The data:

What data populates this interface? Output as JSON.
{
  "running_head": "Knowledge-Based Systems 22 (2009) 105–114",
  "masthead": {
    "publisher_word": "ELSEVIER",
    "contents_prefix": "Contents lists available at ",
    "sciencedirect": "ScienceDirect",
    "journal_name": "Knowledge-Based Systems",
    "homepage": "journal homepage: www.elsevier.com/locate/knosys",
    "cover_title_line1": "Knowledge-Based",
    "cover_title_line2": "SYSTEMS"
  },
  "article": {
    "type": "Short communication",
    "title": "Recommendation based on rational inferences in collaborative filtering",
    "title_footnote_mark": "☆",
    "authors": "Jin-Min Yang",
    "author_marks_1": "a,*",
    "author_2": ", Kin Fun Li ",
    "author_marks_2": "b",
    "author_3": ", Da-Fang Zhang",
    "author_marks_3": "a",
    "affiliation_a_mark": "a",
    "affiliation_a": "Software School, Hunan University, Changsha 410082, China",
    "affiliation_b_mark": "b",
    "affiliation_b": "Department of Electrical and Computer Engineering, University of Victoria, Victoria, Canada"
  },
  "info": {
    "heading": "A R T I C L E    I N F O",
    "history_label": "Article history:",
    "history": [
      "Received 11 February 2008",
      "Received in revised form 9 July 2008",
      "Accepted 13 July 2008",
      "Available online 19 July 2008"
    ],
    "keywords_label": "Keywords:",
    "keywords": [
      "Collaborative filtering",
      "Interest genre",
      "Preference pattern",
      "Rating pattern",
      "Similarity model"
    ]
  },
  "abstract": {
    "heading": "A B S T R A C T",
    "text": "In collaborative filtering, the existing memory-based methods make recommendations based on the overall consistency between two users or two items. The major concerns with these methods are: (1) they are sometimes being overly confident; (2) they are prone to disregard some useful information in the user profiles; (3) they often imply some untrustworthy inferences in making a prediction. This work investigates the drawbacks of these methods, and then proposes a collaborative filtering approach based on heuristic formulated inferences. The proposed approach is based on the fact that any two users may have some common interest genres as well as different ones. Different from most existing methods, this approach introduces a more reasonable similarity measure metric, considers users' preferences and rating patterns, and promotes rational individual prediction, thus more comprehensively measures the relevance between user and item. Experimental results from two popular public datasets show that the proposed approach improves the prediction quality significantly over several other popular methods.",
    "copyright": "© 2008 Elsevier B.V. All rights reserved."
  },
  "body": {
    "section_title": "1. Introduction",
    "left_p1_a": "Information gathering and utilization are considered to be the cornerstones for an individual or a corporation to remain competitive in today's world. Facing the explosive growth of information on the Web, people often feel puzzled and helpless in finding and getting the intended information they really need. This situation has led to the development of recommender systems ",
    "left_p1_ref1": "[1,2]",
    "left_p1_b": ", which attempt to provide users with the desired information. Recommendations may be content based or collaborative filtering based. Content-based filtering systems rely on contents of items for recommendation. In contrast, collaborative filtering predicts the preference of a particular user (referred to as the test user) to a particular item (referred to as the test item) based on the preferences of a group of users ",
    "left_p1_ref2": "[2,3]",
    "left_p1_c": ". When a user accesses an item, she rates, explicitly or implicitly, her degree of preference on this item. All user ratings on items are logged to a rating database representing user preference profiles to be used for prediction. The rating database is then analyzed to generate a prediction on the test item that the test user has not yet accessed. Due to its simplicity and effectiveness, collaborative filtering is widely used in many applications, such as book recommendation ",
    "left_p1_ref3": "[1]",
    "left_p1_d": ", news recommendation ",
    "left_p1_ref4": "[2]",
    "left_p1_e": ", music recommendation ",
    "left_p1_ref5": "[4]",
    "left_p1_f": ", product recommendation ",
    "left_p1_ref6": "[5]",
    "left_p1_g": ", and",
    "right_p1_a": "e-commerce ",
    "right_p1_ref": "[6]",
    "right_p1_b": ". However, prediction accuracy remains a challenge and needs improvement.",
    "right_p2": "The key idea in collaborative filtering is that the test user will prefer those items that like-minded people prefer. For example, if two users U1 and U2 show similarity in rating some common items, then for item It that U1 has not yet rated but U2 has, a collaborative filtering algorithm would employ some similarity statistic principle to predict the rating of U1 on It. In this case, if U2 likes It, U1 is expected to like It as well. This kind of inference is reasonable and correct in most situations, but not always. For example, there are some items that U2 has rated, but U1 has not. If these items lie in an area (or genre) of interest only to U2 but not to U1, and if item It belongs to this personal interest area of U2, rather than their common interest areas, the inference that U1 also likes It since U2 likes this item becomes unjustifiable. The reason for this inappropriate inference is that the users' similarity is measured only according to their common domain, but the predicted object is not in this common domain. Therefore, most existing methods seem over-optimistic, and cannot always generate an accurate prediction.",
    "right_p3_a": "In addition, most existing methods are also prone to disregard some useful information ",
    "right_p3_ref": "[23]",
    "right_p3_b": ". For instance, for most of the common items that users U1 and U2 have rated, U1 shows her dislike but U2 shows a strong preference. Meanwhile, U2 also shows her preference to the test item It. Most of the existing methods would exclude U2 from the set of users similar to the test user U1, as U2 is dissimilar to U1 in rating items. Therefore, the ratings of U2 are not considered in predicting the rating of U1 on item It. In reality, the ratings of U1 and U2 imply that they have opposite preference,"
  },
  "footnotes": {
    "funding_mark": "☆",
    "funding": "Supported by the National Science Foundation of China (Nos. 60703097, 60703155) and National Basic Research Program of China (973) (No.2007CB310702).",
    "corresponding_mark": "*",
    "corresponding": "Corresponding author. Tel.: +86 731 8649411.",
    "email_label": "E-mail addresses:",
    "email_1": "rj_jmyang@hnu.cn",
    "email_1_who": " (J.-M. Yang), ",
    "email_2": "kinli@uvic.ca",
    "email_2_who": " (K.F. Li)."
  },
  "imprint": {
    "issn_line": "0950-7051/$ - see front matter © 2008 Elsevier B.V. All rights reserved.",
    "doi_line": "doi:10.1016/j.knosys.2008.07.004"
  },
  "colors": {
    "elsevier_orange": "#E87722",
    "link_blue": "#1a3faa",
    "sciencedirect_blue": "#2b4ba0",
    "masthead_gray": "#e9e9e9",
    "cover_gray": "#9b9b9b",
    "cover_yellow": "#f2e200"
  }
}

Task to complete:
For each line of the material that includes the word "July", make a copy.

Task solution:
      "Received in revised form 9 July 2008",
      "Accepted 13 July 2008",
      "Available online 19 July 2008"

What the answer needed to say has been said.